- These names probably do not date from the time of Romulus; modern scholars have inferred that they were originally ethnic tribes representing different elements of the early Roman population, with the Ramnes representing the Latins, the Titienses the Sabines, and the Luceres the Etruscans. The Luceres may have been a later addition to the original Romulean tribes, but as the Tiber formed the traditional boundary between Latium and Etruria, it is not unlikely that there were Etruscan settlers from the earliest period.
- As the name suggests, a unit of one hundred men, although in later times a century was usually smaller, comprising about sixty men.
- Jupiter the Steadfast.
- Livy, i. 3.
- Dionysius, i. 76.
- Dionysius, i. 77–79.
- Livy, i. 3–6.
- Dionysius, i. 79–83.
- Dionysius, i. 85–87.
- The founding of Rome fell on the Parilia according to the oldest surviving Roman calendar (Rodriguez Mayorga p.97).
- Livy, i. 7.
- Dionysius, i. 88.
- Dionysius, ii. 3–6.
- Dionysius, ii. 7.
- Varro, On the Latin Language, v. 81, 89.
- Livy, i. 13, 15.
- Dionysius, ii. 13.
- Livy, i. 9.
- Dionysius, ii. 8, 12, 13.
- Livy, i. 8.
- Dionysius, ii. 15.
- Livy, i. 10.
- Livy, i. 11–13.
- Livy, i. 13.
- Livy, i. 14–15.
- Livy, i. 16.
- Livy, i. 17, 18.
- Rodriguez Mayorgas pp.92-93, 94
- Evans, 103 and footnote 66: citing quotation of Ennius in Cicero, 1.41.64.
- Fishwick, Duncan (1993), The Imperial Cult in the Latin West (2nd ed.), Leiden: Brill, p. 53, ISBN 90-04-07179-2.
- Angelo Brelich Quirinus: una divinita' romana alla luce della comparazione storica "Studi e Materiali di Storia delle religioni" 1960.
- The archaeologist Andrea Carandini is one of very few modern scholars who accept Romulus and Remus as historical figures, based on the 1988 discovery of an ancient wall on the north slope of the Palatine Hill in Rome.
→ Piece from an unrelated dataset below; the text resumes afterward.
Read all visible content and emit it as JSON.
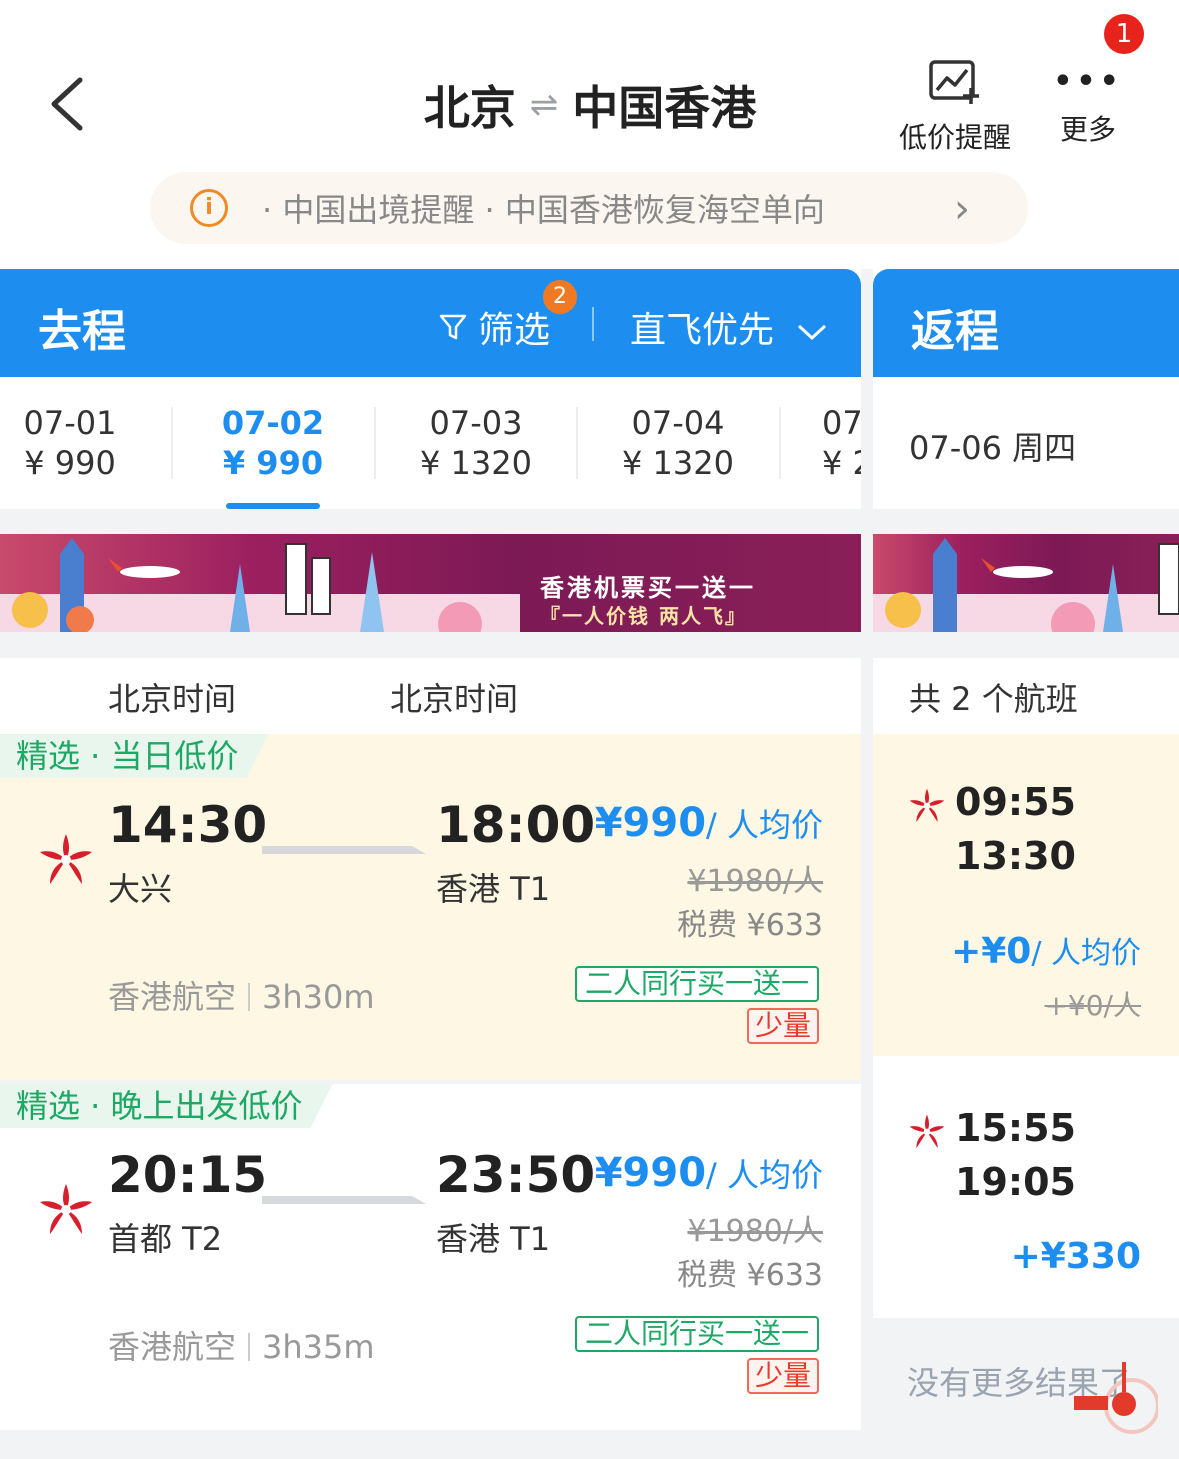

Carandini dates the structure to the mid-8th century BC and names it the Murus Romuli. See Carandini, La nascita di Roma. Dèi, lari, eroi e uomini all'alba di una civiltà (Torino: Einaudi, 1997) and Carandini. Remo e Romolo. Dai rioni dei Quiriti alla città dei Romani (775/750 - 700/675 a. C. circa) (Torino: Einaudi, 2006)
- Wiseman, TP (1995), Remus, A Roman myth, Cambridge University Press
- Momigliano, Arnoldo (2007), "An interim report on the origins of Rome", Terzo contributo alla storia degli studi classici e del mondo antico, 1, Rome, IT: Edizioni di storia e letteratura, pp. 545–98 A critical, chronological review of historiography related to Rome's origins.
- Cornell, pp. 60–62.
- the subject for the 1788 Prix de Rome was "the death of Tatius". These three were all award winners.
- Cornell, T. (1995), The Beginnings of Rome: Italy and Rome from the Bronze Age to the Punic Wars (c. 1000–264 BC), Routledge, ISBN 978-1-136-75495-1
- Rodríguez Mayorgas, Ana (2010), "Romulus, Aeneas and the Cultural Memory of the Roman Republic" (PDF), Athenaeum, 98 (1): 89–109, retrieved 14 December 2016
- Tennant, PMW (1988). "The Lupercalia and the Romulus and Remus Legend" (PDF). Acta Classica. XXXI: 81–93. ISSN 0065-1141. Retrieved 19 November 2016.
- Wiseman, T.P. (1983). "The Wife and Children of Romulus". The Classical Quarterly. Cambridge University Press. XXXI (ii): 445–452. Retrieved 26 November 2016.
|New creation||King of Rome
|King of Alba Longa|